Day 56 took us from our camp site between Ulugqat and the Chinese border, to a mountain camp in Kyrgyzstan. The next day we cycled from camp to Sary Tas, the first and for us the only village in Kyrgyzstan, where we stayed in a ‘homestay’. This was one of my best cycle days ever! What a great country Kyrgyzstan is!
The first day in Kyrgyzstan was such a change! After crossing the Kyrgyzstan border, the cycling experience totally changed. All of a sudden I was riding on a decant road, no construction work, and with just a few trucks the whole day. The lack of trucks was probably caused due to the border which is closed on Saturday and Sunday but I didn’t mind! It was a relief! And then the landscape: green, lots of flowers along the road side, great mountain views! There were some long steep climbs and quite often were there sign saying ‘8% climb ahead’. The wind didn’t make it easier, but then again, I was really enjoying this! Due to the diarrhea I was still a bit weak so I arrived in camp late in the afternoon. Another relief: no sand or dust! We were camping on real grassland!
The second day in Kyrgyzstan was one of the best days so far! 7 Kilometer out of camp I stopped and walked through a little valley into some snow. Still remembering the Chinese desert, it was such a great feeling to sit in the cold cold snow! You can’t imagine! The little hill was full of all sorts of flowers so I took my time before going back to the road. It’s going to be a long day J. Back on the road I noticed some flowers I haven’t seen before so I went down to have a look. And guess what? I also noticed some wild tulips! With no tools other than a rock I was able to dig out 3 tulip bulbs! So happy! This was the only real souvenir I was hoping to find along the silk route.

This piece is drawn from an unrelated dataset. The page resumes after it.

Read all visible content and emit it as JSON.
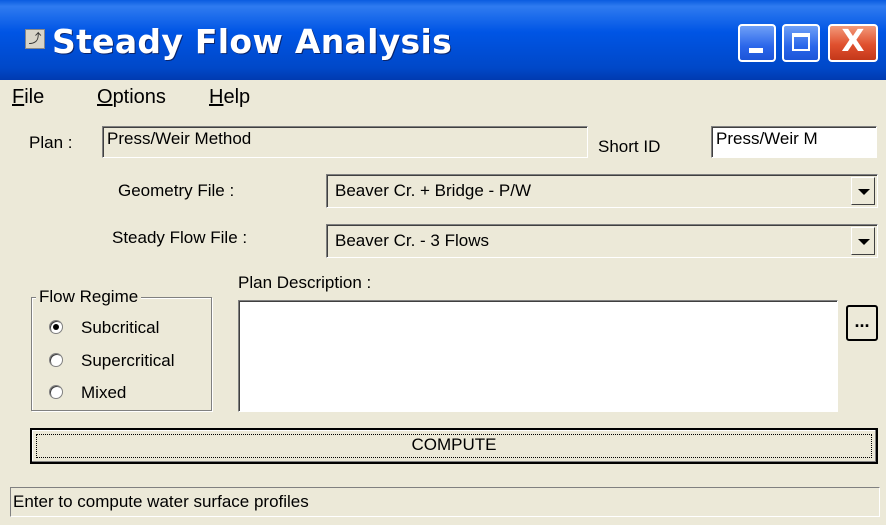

The tulip originally comes from the Tien Shan and Pamir mountain range, just along our route! It is said that the tulip traveled along the Silk Route to Istanbul and from there into Europe. Carolus Clusius planted tulips at the Imperial Botanical Gardens of Vienna in 1573 and later at the Leiden University’s newly established Hortus Botanicus, where he was appointed director. There he planted some of his tulip bulbs in late 1593. As a result, 1594 is considered the official date of the tulip’s first flowering in the Netherlands, despite reports of the flowers being cultivated in private gardens in Antwerp and Amsterdam two or three decades earlier. These tulips at Leiden would eventually lead to both Tulip mania and the commercial tulip industry in Holland.
There were not that many tulips I could find, flowering season was three months ago, and digging them out with just a rock was quite difficult. But I was happy with three bulbs! Just when I was ready, Emma and my favorite Australian, Dudley, came around the corner. Proud as I was I showed them my 3 tulip bulbs. It’s really something to have some real wild tulips in my garden (which we’ll have in our next house ;-). Together we went to the snow and had great fun. Australians don’t know how to throw snow balls so I demonstrated to Dudley how it’s done! But Australians do learn fast! At this altitude, approx. 2800 meter, we were quickly exhausted, so we went down and lay in the grass admiring all the different flowers and talking about everything and nothing in particular. After more than 1 hour it was time to get up and continue our tour. We’ve only done 7 km and had more than 100 km to go…
At the top of the next climb we met Catharina. She we doing the sweep today and she waited in the cold wind until we were finished laying in the warm sun. The four of us continued the ride and enjoying the spectacular views: the mountains with snow on top, the hundreds of sheep walking through the remote landscape, the yurts in the far distance and of course all the flowers along the road. As we climbed more, I didn’t see any more tulips unfortunately.
Somewhere along the road, with a great view on a few yurts, we stopped to eat Dudley’s sandwiches and my chocolate. It was such a great view to see the kinds play with a donkey with a sledge, that we went over to say hi. This family was so friendly and I was overwhelmed by their hospitality. They invited us for a second lunch: bread with some kind of mayonnaise/butter/yoghurt, yak butter, tea, some kind of fermented horse milk (it wasn’t my favorite milk, but I did my best and drunk half of the bowl) and watermelon. The inside of the yurt was beautifully decorated with carpets and paint, something I never expected.
So, quite late in the afternoon we arrived in Sary Tas. A small village with nothing to do. A great place for a rest day! Instead of the Chinese hotels we stayed in a so called ‘homestay’. Basically a house with some additional extra-large rooms with ‘beds’ (sleeping on the ground). I shared one of the old rooms with Bob, and after a day like this, I slept really well!